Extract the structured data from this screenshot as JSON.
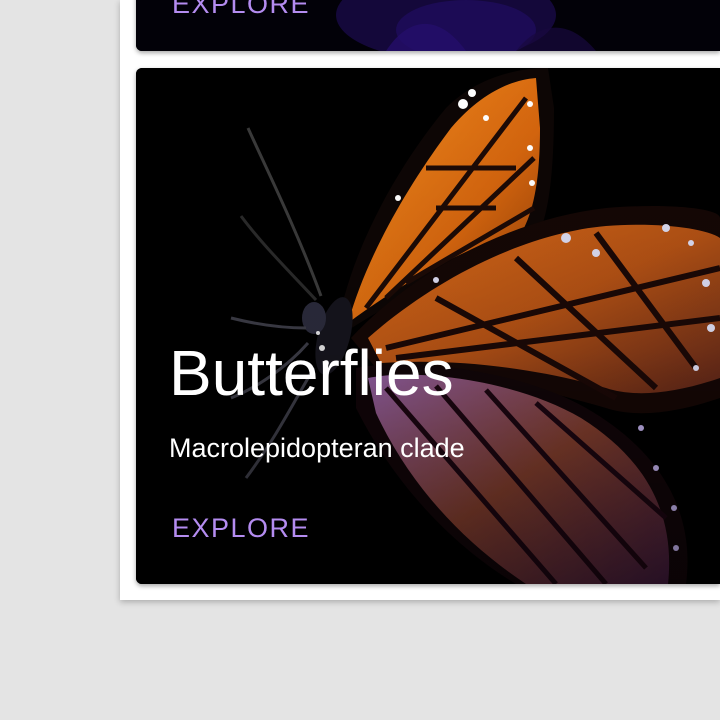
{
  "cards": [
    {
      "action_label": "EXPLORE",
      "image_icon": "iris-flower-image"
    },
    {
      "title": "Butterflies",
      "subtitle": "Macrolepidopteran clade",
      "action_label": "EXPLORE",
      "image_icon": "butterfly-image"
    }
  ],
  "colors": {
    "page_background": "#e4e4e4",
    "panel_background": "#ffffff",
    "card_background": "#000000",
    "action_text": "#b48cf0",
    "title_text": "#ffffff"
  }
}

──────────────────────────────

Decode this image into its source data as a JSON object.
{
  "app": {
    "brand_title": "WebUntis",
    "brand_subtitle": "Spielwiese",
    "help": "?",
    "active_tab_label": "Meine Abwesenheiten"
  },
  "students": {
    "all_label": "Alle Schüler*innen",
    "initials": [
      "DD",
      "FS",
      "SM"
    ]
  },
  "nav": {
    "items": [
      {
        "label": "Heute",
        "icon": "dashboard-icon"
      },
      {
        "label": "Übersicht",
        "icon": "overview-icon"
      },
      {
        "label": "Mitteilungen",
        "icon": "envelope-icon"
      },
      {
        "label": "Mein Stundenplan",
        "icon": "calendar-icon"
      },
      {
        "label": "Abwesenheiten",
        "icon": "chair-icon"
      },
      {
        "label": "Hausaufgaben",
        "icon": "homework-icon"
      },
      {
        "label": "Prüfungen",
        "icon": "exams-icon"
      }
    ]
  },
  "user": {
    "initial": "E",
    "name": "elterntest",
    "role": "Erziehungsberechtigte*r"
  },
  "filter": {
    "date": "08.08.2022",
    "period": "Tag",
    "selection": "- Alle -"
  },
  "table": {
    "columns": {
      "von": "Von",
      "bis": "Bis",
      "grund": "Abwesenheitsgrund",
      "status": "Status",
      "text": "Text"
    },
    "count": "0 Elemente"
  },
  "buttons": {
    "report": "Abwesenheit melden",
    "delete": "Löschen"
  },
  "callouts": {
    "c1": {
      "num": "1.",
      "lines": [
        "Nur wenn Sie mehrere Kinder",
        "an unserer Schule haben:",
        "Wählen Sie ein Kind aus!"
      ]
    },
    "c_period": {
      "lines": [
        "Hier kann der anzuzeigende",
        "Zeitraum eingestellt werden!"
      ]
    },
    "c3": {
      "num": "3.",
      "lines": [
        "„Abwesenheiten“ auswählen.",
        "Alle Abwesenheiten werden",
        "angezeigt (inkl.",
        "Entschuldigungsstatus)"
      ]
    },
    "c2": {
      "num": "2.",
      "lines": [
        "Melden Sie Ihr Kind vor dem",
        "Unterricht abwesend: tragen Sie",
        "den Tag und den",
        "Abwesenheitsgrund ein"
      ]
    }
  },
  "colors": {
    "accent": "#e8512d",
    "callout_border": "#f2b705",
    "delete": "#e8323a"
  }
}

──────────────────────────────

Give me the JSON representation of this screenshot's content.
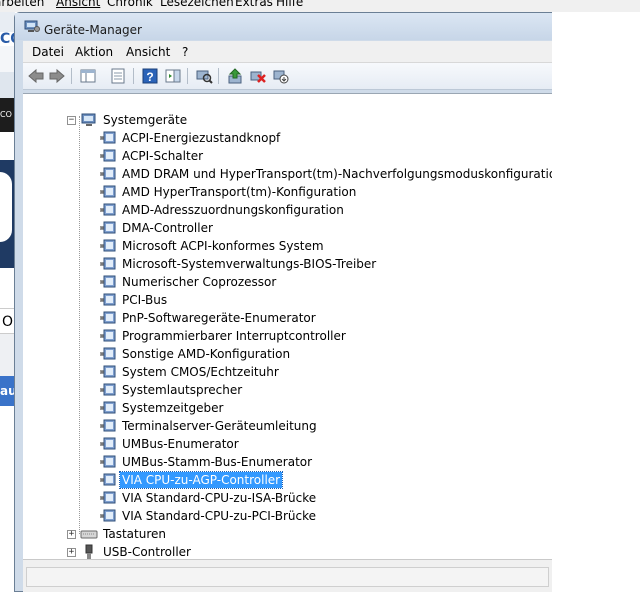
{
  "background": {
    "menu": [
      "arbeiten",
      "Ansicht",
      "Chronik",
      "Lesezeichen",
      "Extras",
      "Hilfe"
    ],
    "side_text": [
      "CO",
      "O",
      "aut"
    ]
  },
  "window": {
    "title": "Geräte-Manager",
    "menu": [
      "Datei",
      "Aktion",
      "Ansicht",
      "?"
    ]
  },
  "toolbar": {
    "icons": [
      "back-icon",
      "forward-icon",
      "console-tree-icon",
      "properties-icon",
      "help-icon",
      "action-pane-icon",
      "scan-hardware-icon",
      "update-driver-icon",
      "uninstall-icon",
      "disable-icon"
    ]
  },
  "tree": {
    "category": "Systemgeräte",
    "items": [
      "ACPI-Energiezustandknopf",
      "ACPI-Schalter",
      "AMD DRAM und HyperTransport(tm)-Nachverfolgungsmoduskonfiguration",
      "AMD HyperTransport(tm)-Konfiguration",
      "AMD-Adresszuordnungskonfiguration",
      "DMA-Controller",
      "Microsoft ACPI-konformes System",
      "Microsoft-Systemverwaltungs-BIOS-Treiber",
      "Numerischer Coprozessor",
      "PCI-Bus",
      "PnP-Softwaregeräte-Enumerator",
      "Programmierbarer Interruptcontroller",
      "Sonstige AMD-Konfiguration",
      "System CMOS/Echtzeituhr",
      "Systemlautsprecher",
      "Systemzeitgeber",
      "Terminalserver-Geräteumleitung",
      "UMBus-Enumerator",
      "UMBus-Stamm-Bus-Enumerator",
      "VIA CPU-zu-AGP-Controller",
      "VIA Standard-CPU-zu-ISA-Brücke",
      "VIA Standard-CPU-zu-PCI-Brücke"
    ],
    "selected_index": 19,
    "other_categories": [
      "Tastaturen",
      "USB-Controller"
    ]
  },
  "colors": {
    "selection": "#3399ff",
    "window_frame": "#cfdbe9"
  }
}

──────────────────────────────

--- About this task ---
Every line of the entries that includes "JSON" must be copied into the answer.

--- Your response ---
Extract the structured data from this screenshot as JSON.
Decode this image into its source data as a JSON object.
Give me the JSON representation of this screenshot's content.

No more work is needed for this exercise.